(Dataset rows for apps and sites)
Start of Block

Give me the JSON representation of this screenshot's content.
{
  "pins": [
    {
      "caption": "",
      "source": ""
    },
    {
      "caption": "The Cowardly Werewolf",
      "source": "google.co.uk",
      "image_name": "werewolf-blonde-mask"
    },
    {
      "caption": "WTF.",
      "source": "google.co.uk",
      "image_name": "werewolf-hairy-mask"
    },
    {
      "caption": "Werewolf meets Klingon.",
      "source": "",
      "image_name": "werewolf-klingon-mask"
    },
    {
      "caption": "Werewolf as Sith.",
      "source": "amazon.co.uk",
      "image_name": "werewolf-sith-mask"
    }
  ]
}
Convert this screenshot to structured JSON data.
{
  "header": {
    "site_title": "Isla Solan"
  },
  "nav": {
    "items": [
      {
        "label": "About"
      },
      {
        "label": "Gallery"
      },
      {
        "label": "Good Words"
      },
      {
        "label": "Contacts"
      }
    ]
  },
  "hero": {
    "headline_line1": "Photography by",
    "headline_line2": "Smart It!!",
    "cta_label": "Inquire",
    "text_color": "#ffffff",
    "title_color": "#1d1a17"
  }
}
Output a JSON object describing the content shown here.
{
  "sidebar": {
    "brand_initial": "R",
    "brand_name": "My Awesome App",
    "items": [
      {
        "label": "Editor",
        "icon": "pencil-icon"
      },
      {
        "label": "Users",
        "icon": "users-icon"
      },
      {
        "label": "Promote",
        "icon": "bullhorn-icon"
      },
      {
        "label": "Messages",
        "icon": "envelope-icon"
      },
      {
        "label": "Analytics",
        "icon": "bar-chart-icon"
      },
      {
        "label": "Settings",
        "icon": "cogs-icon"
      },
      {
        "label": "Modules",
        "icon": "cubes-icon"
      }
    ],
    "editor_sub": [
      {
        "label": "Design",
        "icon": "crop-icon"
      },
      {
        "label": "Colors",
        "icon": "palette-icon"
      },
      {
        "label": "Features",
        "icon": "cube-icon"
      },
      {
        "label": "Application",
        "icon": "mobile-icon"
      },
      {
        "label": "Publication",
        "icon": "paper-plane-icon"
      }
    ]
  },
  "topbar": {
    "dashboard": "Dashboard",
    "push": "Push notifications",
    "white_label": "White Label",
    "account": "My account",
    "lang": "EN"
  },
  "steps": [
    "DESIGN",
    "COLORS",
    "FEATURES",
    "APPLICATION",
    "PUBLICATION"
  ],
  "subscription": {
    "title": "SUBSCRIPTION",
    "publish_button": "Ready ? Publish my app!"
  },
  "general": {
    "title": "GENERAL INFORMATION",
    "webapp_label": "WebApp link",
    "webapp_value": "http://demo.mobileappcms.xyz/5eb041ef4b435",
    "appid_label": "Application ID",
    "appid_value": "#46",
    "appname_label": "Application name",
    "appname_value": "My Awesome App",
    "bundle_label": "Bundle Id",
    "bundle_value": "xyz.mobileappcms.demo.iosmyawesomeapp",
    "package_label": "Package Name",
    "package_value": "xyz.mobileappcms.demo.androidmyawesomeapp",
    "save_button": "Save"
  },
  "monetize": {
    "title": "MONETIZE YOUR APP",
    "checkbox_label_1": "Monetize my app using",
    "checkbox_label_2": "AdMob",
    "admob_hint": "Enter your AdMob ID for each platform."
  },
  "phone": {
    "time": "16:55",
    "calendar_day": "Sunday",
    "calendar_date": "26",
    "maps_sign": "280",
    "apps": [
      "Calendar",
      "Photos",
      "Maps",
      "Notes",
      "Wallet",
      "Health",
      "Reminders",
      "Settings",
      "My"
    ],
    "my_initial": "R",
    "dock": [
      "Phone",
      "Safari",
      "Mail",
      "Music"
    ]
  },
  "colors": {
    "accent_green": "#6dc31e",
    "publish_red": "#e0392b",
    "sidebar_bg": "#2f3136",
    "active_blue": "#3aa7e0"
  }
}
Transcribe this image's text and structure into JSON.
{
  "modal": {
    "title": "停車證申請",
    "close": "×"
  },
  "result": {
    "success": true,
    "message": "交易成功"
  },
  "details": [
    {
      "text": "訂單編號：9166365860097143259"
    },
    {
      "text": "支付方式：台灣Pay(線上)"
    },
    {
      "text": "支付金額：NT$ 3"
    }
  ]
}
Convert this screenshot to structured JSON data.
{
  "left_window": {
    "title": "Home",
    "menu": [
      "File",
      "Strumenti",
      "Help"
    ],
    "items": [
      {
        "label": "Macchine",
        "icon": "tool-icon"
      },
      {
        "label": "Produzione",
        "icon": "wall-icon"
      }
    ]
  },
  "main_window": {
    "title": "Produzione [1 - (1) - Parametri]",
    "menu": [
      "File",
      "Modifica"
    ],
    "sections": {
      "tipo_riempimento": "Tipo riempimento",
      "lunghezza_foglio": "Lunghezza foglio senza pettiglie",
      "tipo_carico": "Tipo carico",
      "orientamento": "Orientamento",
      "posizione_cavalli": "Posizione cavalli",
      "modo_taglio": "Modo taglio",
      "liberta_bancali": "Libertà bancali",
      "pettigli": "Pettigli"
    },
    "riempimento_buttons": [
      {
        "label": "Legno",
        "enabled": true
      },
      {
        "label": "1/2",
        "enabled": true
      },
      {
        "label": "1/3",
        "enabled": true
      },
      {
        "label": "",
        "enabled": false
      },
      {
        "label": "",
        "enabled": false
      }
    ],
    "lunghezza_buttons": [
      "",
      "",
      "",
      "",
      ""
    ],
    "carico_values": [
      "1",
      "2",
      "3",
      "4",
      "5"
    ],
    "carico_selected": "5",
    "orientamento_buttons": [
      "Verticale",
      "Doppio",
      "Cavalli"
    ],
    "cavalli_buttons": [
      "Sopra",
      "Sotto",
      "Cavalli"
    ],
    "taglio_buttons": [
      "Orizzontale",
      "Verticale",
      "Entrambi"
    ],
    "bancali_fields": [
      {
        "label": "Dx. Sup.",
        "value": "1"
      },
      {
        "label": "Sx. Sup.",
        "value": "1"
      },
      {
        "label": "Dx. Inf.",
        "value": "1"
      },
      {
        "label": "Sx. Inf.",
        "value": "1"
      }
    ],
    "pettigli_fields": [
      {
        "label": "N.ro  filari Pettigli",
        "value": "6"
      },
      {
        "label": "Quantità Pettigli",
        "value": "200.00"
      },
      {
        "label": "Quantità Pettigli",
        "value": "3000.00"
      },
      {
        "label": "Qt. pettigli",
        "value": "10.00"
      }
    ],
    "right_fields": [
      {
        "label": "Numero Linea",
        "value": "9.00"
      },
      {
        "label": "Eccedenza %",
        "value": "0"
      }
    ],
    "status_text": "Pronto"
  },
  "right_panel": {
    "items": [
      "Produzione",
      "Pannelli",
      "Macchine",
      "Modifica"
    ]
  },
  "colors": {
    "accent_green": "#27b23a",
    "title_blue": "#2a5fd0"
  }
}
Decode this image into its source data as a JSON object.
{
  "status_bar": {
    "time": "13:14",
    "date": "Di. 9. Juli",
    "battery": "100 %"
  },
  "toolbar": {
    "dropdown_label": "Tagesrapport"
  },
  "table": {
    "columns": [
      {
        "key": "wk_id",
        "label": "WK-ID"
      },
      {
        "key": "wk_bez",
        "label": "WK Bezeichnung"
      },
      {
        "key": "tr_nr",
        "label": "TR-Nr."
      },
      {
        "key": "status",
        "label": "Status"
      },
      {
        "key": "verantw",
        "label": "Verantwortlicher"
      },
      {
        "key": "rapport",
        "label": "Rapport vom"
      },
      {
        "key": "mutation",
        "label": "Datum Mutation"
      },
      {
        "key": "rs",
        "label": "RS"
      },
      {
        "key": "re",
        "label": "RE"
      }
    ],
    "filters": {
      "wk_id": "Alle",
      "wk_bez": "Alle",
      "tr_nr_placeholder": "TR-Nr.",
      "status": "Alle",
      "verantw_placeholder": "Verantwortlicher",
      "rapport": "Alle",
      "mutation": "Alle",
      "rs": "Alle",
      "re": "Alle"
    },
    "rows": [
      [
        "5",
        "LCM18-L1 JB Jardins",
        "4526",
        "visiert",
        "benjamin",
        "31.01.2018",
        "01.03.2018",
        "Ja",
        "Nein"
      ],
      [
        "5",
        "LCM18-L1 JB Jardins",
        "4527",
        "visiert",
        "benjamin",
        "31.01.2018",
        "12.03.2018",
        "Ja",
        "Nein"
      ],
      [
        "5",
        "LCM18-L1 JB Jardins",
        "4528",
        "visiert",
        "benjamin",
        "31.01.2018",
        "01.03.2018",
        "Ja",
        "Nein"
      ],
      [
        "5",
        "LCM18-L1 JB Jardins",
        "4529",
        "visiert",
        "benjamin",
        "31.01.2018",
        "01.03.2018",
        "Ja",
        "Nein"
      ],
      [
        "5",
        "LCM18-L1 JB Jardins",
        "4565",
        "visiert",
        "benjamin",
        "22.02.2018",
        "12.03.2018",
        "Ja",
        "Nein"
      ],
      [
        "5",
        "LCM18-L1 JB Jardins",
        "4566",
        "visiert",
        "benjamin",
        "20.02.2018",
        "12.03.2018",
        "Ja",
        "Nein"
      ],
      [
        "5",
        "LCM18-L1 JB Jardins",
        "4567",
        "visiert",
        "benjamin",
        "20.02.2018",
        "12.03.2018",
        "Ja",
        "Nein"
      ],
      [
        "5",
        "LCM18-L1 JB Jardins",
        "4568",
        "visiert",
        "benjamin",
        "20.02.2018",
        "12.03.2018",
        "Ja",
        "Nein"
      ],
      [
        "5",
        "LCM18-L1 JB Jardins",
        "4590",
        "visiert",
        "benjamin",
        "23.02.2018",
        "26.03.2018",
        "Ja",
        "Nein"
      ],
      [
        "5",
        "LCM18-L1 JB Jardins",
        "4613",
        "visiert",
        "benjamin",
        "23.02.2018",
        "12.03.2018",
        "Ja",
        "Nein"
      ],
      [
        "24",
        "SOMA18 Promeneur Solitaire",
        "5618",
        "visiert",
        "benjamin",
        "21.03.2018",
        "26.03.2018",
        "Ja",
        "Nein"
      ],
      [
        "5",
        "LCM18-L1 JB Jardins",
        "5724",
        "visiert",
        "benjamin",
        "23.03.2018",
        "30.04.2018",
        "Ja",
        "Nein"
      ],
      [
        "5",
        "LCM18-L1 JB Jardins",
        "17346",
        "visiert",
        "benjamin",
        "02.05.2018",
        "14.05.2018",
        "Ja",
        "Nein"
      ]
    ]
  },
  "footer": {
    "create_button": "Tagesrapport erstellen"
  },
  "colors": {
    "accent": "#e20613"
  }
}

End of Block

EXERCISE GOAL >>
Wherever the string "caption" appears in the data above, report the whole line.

RESPONSE BOX >>
      "caption": "",
      "caption": "The Cowardly Werewolf",
      "caption": "WTF.",
      "caption": "Werewolf meets Klingon.",
      "caption": "Werewolf as Sith.",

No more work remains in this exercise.